NEW YORK (AP) â€” Graduate student workers and the universities that employ them face each other in a changed labor landscape, with both sides wondering how a landmark union ruling will reshape the way they work together.
Labor activists predicted Thursday that organizers on campuses around the country would be emboldened by the National Labor Relations Board's decision a day earlier giving graduate students at New York University and other private institutions the right to form unions.
``I think it's going to energize students,'' said Patrick McCreery, an NYU American Studies student. ``We are just very proud that we've set national precedent with it.''
Meanwhile, university officials worried that the ruling, which overturned policy two decades old, might interfere with educational decisions.
And at NYU, administrators and students waited to learn how their relationship would evolve under the new terms.
While the NLRB's ruling allows graduate students employed as teaching and research assistants to form unions, the votes from an April referendum on whether to do so at NYU have yet to be tallied. They were impounded after the university appealed an earlier decision on unionization, and are likely to be counted within a week.
The board decision cannot be appealed, but if NYU wanted to dispute it, the school could disobey the decision and defend its position on an unfair labor practices charge, NYU spokesman John Beckman said.
``But we haven't made any decisions about what our next steps are going to be,'' Beckman said.
Nervous that grad students elsewhere could organize, other private universities have encouraged NYU to fight the ruling.
``The decision reverses a long-standing precedent that has ... helped to ensure that our system of higher education remains the world's very best,'' Yale University President Richard Levin said. ``Ultimately, the federal courts must consider how the national interest would best be served.''
Yale doctoral student Carlos Aramayo predicted the ruling would energize students on his campus, where contentious efforts to unionize have been under way for years.
The NLRB's decision affects only students at private institutions.
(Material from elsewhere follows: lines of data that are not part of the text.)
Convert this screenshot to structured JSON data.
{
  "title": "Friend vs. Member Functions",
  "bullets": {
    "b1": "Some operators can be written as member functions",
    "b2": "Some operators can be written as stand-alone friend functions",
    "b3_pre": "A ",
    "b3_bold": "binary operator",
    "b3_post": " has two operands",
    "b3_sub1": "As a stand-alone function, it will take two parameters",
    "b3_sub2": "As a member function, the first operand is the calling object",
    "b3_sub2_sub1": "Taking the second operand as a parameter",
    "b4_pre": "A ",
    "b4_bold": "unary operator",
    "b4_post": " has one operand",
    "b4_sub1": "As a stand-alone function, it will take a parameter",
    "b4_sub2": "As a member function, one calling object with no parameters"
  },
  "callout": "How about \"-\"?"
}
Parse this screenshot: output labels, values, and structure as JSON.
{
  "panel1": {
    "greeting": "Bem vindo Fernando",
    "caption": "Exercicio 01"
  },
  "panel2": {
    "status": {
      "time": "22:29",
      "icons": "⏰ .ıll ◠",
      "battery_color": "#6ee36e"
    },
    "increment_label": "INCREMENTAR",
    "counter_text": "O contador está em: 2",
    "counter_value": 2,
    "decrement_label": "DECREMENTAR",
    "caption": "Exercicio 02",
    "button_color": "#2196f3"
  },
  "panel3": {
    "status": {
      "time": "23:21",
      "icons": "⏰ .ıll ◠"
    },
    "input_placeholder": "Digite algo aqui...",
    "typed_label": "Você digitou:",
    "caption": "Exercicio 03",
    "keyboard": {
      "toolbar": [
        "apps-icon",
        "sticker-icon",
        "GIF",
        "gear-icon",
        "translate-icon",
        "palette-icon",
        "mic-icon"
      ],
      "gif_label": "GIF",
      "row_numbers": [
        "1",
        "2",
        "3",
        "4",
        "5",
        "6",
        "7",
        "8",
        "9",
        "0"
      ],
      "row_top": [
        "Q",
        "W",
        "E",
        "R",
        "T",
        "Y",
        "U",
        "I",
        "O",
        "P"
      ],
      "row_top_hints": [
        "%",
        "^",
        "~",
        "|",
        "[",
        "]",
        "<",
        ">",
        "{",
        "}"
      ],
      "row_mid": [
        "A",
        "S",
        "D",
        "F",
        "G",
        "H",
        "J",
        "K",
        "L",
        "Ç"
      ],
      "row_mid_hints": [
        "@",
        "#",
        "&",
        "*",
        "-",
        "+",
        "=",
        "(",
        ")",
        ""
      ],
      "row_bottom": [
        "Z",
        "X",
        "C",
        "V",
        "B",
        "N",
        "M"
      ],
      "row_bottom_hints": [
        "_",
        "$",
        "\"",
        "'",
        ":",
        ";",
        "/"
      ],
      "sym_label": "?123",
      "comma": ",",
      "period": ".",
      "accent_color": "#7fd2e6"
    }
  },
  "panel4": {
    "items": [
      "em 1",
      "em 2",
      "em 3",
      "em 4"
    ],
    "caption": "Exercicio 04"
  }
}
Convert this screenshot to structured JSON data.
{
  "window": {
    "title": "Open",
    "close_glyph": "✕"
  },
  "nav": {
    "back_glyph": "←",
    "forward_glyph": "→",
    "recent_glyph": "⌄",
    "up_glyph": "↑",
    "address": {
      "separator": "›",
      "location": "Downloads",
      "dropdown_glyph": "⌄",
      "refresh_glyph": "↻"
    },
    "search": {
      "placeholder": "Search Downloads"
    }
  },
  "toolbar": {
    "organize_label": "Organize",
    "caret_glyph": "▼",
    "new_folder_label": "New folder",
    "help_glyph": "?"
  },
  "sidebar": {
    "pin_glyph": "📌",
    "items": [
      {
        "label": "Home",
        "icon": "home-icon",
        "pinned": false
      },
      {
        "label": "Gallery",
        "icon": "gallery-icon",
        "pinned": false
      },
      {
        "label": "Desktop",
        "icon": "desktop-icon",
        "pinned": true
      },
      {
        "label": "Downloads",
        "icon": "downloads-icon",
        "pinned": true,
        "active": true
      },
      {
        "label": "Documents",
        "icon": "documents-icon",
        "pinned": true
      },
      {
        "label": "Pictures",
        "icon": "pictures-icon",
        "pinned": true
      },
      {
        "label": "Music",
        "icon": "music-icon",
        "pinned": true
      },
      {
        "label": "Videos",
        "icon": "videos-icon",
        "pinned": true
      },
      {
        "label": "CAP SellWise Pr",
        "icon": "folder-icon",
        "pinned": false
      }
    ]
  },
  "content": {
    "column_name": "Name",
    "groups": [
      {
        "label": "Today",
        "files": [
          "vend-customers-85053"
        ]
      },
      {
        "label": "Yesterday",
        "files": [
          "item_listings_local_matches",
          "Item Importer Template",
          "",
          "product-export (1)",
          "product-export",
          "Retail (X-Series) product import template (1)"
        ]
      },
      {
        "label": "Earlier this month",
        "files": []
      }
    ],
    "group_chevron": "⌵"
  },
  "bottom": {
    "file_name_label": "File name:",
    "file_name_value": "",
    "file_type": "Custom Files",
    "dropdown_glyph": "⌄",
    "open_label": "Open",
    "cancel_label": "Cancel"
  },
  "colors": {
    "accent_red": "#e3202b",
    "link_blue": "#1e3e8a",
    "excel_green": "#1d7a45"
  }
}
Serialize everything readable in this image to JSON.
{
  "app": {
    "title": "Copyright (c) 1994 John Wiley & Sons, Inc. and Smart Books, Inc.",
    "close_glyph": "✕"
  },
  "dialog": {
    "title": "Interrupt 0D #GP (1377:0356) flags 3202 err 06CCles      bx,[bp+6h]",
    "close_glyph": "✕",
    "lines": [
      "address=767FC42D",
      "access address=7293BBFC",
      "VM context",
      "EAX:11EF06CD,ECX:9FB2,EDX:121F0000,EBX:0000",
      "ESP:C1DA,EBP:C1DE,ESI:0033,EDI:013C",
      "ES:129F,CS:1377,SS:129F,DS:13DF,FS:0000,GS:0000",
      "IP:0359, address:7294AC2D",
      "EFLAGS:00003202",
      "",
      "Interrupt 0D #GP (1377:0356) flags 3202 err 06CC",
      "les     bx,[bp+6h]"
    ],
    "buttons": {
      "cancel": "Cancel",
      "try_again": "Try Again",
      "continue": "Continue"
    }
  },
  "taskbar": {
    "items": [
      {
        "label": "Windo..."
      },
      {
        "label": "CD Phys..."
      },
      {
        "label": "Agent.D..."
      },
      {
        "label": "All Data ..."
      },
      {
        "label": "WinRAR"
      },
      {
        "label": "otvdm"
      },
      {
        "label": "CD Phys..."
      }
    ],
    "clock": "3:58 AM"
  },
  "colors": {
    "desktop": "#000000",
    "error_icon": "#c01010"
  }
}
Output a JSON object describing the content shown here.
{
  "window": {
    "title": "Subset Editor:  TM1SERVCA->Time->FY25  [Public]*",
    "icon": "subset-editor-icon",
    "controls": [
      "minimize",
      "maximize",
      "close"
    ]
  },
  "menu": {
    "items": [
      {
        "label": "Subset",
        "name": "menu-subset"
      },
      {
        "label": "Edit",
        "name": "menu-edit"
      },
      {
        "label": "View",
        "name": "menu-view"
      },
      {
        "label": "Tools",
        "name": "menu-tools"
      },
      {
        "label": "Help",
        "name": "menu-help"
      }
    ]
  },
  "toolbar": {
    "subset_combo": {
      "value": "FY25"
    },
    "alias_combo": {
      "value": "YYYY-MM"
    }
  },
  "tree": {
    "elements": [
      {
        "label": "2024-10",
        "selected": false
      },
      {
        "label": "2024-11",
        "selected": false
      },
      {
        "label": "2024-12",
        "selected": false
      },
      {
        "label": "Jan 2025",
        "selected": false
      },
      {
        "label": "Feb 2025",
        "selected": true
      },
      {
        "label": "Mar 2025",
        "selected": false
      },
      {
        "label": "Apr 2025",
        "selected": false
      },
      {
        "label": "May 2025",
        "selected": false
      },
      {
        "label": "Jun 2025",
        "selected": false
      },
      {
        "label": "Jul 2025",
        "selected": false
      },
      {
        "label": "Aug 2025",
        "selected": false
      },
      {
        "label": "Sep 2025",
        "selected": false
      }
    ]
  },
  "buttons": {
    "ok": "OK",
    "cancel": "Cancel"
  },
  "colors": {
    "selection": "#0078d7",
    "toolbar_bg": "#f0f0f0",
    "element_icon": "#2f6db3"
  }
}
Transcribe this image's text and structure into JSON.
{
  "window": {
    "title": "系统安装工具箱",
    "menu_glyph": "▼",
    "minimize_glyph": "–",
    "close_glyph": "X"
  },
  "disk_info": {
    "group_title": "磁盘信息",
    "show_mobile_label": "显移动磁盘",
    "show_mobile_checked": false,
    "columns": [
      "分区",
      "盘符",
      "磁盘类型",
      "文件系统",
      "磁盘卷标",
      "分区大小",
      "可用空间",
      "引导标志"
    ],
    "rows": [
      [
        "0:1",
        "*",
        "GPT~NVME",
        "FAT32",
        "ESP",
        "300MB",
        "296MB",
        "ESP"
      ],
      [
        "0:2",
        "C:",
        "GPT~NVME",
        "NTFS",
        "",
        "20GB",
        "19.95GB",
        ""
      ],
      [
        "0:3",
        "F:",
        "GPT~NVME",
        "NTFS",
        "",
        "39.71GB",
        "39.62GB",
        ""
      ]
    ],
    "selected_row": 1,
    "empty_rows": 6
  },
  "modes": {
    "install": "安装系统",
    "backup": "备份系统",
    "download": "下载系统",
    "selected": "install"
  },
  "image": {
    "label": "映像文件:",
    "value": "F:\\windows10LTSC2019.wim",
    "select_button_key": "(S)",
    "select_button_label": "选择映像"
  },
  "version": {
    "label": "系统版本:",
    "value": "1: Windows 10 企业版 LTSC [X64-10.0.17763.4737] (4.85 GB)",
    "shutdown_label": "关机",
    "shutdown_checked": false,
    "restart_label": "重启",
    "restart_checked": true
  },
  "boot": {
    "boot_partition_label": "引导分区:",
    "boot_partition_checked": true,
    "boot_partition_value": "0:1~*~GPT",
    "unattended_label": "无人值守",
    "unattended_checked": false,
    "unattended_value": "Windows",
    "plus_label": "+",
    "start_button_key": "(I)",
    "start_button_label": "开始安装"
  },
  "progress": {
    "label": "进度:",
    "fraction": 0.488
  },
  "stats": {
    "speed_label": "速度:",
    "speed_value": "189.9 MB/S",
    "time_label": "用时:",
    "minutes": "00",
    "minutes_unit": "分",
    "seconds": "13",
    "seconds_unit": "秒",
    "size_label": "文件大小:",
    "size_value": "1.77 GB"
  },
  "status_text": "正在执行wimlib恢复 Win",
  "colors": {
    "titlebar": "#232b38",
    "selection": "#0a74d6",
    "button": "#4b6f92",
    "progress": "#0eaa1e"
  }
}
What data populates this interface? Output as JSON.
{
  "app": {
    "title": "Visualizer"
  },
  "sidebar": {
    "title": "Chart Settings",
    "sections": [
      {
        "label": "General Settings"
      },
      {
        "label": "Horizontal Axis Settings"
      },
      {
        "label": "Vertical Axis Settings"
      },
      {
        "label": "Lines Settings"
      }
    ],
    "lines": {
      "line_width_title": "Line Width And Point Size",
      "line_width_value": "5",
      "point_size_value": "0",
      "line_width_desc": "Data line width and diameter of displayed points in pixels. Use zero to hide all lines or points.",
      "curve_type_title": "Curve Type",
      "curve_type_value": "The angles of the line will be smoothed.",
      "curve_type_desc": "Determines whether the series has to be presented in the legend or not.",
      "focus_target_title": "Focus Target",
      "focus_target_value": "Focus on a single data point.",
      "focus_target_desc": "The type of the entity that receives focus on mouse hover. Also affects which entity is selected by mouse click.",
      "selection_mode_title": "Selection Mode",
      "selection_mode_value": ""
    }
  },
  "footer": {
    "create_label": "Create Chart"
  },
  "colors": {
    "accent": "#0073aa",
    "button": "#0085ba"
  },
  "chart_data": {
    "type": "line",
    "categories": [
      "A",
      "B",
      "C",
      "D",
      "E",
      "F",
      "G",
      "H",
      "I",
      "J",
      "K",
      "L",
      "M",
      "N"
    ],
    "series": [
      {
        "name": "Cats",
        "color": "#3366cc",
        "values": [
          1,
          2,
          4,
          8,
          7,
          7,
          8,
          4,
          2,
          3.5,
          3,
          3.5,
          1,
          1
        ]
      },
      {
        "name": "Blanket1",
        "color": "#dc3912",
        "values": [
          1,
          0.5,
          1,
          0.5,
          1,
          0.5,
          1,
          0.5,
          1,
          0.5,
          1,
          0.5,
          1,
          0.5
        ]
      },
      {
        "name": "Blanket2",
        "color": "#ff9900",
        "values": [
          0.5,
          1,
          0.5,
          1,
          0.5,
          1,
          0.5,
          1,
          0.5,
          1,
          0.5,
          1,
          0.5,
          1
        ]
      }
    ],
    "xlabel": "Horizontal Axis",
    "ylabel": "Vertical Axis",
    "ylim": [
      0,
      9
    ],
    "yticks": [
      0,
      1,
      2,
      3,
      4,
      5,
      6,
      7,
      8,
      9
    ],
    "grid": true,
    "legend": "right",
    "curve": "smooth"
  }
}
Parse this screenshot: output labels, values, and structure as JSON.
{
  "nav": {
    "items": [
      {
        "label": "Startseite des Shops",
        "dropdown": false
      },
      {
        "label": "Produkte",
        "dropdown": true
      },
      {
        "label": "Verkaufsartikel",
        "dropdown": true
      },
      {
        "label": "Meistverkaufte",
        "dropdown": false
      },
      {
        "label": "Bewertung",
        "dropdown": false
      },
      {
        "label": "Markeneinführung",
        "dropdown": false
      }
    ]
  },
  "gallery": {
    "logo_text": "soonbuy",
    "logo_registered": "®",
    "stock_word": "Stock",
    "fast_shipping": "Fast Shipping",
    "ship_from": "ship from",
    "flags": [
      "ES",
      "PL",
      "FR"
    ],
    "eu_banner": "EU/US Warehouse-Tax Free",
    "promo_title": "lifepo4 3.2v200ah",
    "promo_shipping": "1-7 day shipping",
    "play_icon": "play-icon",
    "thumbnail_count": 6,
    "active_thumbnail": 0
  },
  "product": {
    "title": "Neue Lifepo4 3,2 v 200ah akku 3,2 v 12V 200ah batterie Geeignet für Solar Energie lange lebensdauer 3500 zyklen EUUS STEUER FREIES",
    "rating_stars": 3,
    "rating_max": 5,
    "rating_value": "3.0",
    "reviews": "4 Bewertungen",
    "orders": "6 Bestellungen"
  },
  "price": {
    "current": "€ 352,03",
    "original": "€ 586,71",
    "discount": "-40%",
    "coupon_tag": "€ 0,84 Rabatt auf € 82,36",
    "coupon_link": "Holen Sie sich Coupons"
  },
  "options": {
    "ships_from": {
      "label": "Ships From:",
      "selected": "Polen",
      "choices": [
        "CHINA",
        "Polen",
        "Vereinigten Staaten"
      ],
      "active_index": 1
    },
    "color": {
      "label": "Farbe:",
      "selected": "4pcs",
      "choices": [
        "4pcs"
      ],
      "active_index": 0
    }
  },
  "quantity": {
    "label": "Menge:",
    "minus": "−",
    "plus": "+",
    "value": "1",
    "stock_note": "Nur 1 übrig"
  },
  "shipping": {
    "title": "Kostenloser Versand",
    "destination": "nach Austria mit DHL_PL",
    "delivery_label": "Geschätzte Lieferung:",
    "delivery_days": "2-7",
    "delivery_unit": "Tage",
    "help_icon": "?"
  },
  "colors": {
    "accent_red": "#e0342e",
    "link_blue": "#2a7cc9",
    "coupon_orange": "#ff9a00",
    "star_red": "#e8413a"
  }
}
Many graduate assistants at public universities already are unionized and governed by state labor laws.
Some administrators fear unionization will make educational questions they consider sacrosanct subject to collective bargaining.
Decisions about course content, textbooks, and exams ``might be viewed as workload questions,'' said Jon Fuller of the National Association of Independent Colleges and Universities, which represents about 900 schools.
The universities prefer to deal with their graduate students not as employees, but as students whose work is part of their education.
But many of the graduate assistants complain about meager pay, even as universities rely on them more heavily to teach and grade undergraduate students.
And their position is strengthened by the NLRB's decision.
``It's like the Wagner Act for grad students,'' said Kim Phillips-Fein, a history graduate student at Columbia University, referring to the Depression-era law permitting unions in America.
Michael Werner, a history student at the University of Chicago, had little success organizing workers at the school in 1997, but said the new decision might re-ignite efforts. He acknowledged that forming unions can take time, citing the transitory nature of student employees as a particular obstacle.
``It's quite possible this will open enough of a window of opportunity â€” that someone will pick up the union drive here,'' Werner said. ``But I don't think it will happen in the near future.''